◆ Task requirements
An accurate, complete copy of the records below is required.

◆ Data supplied
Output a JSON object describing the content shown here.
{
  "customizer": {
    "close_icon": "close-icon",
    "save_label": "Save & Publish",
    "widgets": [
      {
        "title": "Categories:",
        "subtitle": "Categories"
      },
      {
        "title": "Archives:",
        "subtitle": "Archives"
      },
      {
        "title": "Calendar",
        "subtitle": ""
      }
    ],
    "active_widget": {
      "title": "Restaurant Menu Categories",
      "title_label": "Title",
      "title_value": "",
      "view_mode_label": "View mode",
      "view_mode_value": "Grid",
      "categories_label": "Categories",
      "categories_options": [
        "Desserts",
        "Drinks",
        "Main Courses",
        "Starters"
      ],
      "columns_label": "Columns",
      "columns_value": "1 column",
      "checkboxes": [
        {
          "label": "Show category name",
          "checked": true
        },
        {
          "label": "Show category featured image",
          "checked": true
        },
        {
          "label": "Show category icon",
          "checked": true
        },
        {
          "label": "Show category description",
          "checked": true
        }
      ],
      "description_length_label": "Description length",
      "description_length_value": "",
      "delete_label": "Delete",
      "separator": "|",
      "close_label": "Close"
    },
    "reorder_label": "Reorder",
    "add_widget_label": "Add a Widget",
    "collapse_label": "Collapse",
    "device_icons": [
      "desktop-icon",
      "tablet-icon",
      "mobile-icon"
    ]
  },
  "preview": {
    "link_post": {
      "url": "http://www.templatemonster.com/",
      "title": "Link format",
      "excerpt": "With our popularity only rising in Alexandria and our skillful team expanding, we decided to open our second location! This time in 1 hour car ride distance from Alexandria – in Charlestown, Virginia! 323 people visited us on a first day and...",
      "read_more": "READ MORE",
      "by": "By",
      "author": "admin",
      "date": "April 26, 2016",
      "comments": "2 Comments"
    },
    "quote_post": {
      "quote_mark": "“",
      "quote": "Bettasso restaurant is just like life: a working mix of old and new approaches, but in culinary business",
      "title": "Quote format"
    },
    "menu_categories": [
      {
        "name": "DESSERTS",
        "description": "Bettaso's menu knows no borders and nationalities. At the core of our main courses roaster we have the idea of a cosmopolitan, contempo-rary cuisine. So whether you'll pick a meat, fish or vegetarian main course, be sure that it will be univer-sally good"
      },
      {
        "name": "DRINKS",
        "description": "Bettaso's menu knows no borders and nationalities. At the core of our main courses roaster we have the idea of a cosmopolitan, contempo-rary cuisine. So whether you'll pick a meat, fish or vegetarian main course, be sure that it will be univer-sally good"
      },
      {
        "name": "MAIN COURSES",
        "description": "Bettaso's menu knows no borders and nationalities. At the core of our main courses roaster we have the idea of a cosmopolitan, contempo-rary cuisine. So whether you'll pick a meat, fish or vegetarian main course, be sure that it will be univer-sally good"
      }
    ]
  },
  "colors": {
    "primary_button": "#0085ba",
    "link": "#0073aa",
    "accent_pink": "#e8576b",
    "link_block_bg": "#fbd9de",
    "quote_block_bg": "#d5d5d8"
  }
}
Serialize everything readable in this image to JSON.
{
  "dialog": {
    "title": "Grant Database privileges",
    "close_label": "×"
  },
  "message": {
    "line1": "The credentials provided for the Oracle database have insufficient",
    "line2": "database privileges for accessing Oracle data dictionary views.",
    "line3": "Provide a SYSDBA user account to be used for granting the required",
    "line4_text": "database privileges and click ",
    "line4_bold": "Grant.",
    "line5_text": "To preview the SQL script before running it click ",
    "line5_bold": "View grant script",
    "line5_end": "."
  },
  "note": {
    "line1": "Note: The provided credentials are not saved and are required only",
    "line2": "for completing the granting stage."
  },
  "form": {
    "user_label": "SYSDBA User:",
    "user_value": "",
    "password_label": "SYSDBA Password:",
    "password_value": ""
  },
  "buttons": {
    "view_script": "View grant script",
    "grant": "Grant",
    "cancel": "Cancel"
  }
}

◆ The answer
Output a JSON object describing the content shown here.
{
  "customizer": {
    "close_icon": "close-icon",
    "save_label": "Save & Publish",
    "widgets": [
      {
        "title": "Categories:",
        "subtitle": "Categories"
      },
      {
        "title": "Archives:",
        "subtitle": "Archives"
      },
      {
        "title": "Calendar",
        "subtitle": ""
      }
    ],
    "active_widget": {
      "title": "Restaurant Menu Categories",
      "title_label": "Title",
      "title_value": "",
      "view_mode_label": "View mode",
      "view_mode_value": "Grid",
      "categories_label": "Categories",
      "categories_options": [
        "Desserts",
        "Drinks",
        "Main Courses",
        "Starters"
      ],
      "columns_label": "Columns",
      "columns_value": "1 column",
      "checkboxes": [
        {
          "label": "Show category name",
          "checked": true
        },
        {
          "label": "Show category featured image",
          "checked": true
        },
        {
          "label": "Show category icon",
          "checked": true
        },
        {
          "label": "Show category description",
          "checked": true
        }
      ],
      "description_length_label": "Description length",
      "description_length_value": "",
      "delete_label": "Delete",
      "separator": "|",
      "close_label": "Close"
    },
    "reorder_label": "Reorder",
    "add_widget_label": "Add a Widget",
    "collapse_label": "Collapse",
    "device_icons": [
      "desktop-icon",
      "tablet-icon",
      "mobile-icon"
    ]
  },
  "preview": {
    "link_post": {
      "url": "http://www.templatemonster.com/",
      "title": "Link format",
      "excerpt": "With our popularity only rising in Alexandria and our skillful team expanding, we decided to open our second location! This time in 1 hour car ride distance from Alexandria – in Charlestown, Virginia! 323 people visited us on a first day and...",
      "read_more": "READ MORE",
      "by": "By",
      "author": "admin",
      "date": "April 26, 2016",
      "comments": "2 Comments"
    },
    "quote_post": {
      "quote_mark": "“",
      "quote": "Bettasso restaurant is just like life: a working mix of old and new approaches, but in culinary business",
      "title": "Quote format"
    },
    "menu_categories": [
      {
        "name": "DESSERTS",
        "description": "Bettaso's menu knows no borders and nationalities. At the core of our main courses roaster we have the idea of a cosmopolitan, contempo-rary cuisine. So whether you'll pick a meat, fish or vegetarian main course, be sure that it will be univer-sally good"
      },
      {
        "name": "DRINKS",
        "description": "Bettaso's menu knows no borders and nationalities. At the core of our main courses roaster we have the idea of a cosmopolitan, contempo-rary cuisine. So whether you'll pick a meat, fish or vegetarian main course, be sure that it will be univer-sally good"
      },
      {
        "name": "MAIN COURSES",
        "description": "Bettaso's menu knows no borders and nationalities. At the core of our main courses roaster we have the idea of a cosmopolitan, contempo-rary cuisine. So whether you'll pick a meat, fish or vegetarian main course, be sure that it will be univer-sally good"
      }
    ]
  },
  "colors": {
    "primary_button": "#0085ba",
    "link": "#0073aa",
    "accent_pink": "#e8576b",
    "link_block_bg": "#fbd9de",
    "quote_block_bg": "#d5d5d8"
  }
}
Serialize everything readable in this image to JSON.
{
  "dialog": {
    "title": "Grant Database privileges",
    "close_label": "×"
  },
  "message": {
    "line1": "The credentials provided for the Oracle database have insufficient",
    "line2": "database privileges for accessing Oracle data dictionary views.",
    "line3": "Provide a SYSDBA user account to be used for granting the required",
    "line4_text": "database privileges and click ",
    "line4_bold": "Grant.",
    "line5_text": "To preview the SQL script before running it click ",
    "line5_bold": "View grant script",
    "line5_end": "."
  },
  "note": {
    "line1": "Note: The provided credentials are not saved and are required only",
    "line2": "for completing the granting stage."
  },
  "form": {
    "user_label": "SYSDBA User:",
    "user_value": "",
    "password_label": "SYSDBA Password:",
    "password_value": ""
  },
  "buttons": {
    "view_script": "View grant script",
    "grant": "Grant",
    "cancel": "Cancel"
  }
}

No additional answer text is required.